It was last month when Google engineer Blake Lemoine claimed that a Google AI chatbot had become sentient. Shortly after those claims, Lemonie was placed on leave.
Lemonie worked at Google as an engineer for the past seven years, and his role was at Google's Responsible AI project, where he had dialogue with Google's Language Model for Dialogue Applications, or LaMDA. The AI is designed to mimic human conversations, and according to claims from Lemonie, the AI showed not only a level of sentience, but was also questioning whether it contained a "soul".
The now ex-Google engineer went to the Washington Post and Wired with his claims and said, "I legitimately believe that LaMDA is a person". Following these claims, Google put Lemonie on paid administrative leave and flat out denied that LaMDA was in any way sentient. Now, Google has informed Engadget that the company believes Lemonie's claims are "unfounded" and that LaMDA has gone through 11 separate reviews that found no level of sentience.
Researchers from the Hefei Comprehensive National Science Center in the Chinese province of Anhui are behind the new artificial intelligence (AI) device.
The researchers shared a short video on the institution's Weibo account on June 30th, 2022, demonstrating what they called "artificial intelligence empowering party-building." The video has since been deleted; however, the Internet Archive was able to store a text summary of the video. The video was removed due to the controversial, political nature of the creation and backlash invoking references to George Orwell's 1984.

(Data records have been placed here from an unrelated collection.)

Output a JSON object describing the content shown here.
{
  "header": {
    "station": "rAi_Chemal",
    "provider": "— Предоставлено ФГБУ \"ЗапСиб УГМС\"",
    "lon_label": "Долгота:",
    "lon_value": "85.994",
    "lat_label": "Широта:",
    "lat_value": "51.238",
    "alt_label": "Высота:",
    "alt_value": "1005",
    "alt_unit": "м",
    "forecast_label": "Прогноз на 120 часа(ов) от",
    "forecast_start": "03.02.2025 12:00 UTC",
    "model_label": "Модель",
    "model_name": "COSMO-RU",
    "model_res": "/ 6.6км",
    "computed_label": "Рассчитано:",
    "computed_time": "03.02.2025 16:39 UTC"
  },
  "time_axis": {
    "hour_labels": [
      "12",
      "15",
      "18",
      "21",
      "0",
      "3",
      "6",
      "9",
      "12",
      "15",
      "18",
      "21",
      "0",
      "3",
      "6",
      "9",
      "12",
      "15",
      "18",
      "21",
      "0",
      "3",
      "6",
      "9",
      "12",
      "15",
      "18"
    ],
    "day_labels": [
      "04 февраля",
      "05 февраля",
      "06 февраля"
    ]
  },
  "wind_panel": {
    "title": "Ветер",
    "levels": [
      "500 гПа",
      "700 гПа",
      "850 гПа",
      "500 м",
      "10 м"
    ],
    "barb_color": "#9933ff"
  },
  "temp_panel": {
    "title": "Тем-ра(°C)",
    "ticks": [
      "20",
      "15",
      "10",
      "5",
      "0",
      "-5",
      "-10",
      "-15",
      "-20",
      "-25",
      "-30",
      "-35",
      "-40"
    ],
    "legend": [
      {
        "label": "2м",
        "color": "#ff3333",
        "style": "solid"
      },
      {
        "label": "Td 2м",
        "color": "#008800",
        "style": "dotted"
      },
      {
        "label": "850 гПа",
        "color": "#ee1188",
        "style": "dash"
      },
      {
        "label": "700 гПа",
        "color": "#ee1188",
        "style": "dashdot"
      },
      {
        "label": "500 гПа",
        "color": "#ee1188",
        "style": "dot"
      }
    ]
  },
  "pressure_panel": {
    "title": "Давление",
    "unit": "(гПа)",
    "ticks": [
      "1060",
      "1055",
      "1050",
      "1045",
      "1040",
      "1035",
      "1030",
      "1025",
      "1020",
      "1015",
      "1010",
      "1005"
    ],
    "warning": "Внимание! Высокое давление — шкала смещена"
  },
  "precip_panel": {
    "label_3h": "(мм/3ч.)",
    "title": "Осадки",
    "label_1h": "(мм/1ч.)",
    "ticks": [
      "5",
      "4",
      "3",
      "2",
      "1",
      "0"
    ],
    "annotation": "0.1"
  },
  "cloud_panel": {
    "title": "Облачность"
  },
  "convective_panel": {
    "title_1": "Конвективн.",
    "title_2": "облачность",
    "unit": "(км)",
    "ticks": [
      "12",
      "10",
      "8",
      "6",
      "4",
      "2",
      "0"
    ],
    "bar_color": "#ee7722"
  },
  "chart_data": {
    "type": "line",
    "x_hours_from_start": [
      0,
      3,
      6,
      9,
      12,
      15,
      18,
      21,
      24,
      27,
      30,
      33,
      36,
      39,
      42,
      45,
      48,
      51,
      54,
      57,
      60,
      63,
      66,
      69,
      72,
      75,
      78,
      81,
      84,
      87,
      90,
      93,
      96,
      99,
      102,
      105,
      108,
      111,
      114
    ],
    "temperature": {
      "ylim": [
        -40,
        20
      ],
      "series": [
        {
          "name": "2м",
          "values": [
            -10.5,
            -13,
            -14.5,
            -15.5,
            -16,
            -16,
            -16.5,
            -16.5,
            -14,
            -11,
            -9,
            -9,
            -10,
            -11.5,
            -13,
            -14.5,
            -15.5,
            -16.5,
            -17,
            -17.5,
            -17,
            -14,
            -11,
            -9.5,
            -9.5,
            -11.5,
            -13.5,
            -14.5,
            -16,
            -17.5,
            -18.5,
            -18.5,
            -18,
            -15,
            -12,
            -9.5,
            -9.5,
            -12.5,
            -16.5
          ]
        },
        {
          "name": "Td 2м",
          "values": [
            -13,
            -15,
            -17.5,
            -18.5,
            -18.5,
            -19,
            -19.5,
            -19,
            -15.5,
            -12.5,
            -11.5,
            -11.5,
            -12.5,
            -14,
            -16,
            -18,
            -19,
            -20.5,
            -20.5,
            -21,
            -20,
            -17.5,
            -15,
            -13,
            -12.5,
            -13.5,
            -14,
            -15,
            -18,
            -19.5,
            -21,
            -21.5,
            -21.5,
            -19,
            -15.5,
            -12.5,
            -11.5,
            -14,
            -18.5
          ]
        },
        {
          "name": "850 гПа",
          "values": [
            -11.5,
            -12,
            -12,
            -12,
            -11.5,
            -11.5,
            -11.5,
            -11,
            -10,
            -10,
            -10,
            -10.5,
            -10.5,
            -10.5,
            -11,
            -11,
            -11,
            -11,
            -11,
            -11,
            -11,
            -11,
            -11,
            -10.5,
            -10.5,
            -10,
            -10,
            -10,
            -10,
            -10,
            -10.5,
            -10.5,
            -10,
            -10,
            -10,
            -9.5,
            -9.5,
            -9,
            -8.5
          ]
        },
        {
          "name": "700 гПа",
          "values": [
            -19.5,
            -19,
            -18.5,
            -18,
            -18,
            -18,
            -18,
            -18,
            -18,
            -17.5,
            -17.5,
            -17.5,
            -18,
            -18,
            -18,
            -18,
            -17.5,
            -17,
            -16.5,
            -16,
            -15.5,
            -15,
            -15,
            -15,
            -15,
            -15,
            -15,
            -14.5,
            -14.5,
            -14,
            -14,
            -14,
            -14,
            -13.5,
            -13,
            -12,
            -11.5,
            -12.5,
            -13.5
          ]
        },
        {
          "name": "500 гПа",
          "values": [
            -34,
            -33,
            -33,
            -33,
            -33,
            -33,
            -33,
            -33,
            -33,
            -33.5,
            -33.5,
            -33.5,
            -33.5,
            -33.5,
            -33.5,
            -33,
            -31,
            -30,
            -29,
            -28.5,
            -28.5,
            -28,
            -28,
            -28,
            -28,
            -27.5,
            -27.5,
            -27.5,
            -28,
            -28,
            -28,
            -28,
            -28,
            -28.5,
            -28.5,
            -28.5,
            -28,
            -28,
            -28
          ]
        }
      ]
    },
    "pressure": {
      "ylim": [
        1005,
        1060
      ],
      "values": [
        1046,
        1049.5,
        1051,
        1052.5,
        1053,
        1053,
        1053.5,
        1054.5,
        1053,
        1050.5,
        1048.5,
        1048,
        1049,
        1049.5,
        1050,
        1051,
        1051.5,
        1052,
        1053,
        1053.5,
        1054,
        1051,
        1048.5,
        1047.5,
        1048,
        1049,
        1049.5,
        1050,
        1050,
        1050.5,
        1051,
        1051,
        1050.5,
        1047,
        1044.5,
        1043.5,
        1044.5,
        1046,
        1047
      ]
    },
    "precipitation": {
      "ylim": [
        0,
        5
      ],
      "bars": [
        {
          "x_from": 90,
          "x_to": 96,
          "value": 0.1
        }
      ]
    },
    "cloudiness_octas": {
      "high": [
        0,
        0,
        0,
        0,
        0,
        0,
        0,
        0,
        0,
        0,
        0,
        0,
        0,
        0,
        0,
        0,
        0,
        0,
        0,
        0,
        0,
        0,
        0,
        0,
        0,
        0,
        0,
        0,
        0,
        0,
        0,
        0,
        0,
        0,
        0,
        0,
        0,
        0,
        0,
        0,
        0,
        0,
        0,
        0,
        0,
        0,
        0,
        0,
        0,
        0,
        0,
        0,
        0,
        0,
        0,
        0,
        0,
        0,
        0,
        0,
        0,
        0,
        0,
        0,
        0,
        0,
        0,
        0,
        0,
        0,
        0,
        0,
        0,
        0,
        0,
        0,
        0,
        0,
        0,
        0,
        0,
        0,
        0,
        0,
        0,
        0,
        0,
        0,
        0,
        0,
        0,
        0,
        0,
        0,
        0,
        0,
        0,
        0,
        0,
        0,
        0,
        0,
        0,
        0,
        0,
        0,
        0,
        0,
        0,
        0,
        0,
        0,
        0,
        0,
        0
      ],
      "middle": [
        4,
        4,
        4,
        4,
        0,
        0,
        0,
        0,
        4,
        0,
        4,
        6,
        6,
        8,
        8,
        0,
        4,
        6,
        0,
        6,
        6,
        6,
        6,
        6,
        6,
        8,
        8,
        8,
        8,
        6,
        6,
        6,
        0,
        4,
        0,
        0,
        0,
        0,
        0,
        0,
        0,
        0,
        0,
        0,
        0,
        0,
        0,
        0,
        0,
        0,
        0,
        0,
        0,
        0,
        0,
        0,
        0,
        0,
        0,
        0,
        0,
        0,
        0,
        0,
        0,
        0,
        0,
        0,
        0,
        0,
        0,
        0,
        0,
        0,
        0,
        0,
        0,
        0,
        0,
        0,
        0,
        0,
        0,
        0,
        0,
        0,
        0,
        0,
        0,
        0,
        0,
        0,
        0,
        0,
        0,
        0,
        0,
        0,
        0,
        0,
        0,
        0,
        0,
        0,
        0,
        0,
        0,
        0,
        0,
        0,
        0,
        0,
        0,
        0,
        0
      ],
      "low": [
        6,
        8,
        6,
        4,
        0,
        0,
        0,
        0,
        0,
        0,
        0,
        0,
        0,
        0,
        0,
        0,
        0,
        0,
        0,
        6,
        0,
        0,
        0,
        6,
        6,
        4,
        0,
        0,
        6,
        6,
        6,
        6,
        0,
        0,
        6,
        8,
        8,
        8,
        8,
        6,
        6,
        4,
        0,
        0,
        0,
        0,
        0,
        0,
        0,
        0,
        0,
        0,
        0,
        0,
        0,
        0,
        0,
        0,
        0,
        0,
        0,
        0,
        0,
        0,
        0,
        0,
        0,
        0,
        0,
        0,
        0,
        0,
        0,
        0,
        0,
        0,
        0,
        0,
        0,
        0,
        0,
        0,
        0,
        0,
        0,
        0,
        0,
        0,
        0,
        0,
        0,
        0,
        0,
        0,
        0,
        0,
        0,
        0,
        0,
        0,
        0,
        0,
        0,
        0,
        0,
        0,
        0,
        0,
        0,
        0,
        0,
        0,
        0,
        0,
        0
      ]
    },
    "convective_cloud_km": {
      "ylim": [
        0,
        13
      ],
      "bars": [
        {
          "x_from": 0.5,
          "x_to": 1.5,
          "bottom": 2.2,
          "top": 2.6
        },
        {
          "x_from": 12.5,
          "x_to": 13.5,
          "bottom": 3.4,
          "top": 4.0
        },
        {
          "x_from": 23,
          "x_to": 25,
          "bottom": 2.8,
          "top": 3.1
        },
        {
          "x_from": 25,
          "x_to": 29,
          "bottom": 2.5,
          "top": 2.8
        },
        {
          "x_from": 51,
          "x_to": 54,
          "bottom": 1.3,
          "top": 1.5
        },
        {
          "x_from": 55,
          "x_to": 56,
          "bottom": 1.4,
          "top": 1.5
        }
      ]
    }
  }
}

According to Anhui-based sociologist Song Da'an, the AI was trained using a combination of polygraphs and facial scans, so it could correlate lies detected by a polygraph with various facial expressions. The result is "emotionally intelligent computing," that measures how much people "feel grateful to the CCP [Chinese Communist Party[, do as it tells them and follow its lead."
A study on the artificial intelligence (AI) system titled "Human-centred mechanism design with Democratic AI" has been published in the journal Nature Human Behaviour.
DeepMind, an AI company in the United Kingdom, has built an AI that excels in value alignment, a concept which refers to how well aligned the values and goals of an AI system are with what humans actually want in an outcome. However, the team explained that one of the key obstacles "for value alignment is that human society admits a plurality of views, making it unclear to whose preferences AI should align."
The DeepMind team trained an AI agent for the task of wealth distribution, using real and virtual interactions between people to guide it toward a desirable and hopefully fairer outcome. The so-called "Democratic AI" studied an exercise called the public goods game, where players can invest money into a fund and receive returns according to their level of investment. Traditional redistribution methods were tested, as well as an additional method created with deep reinforcement learning, called the Human Centered Redistribution Mechanism (HCRM).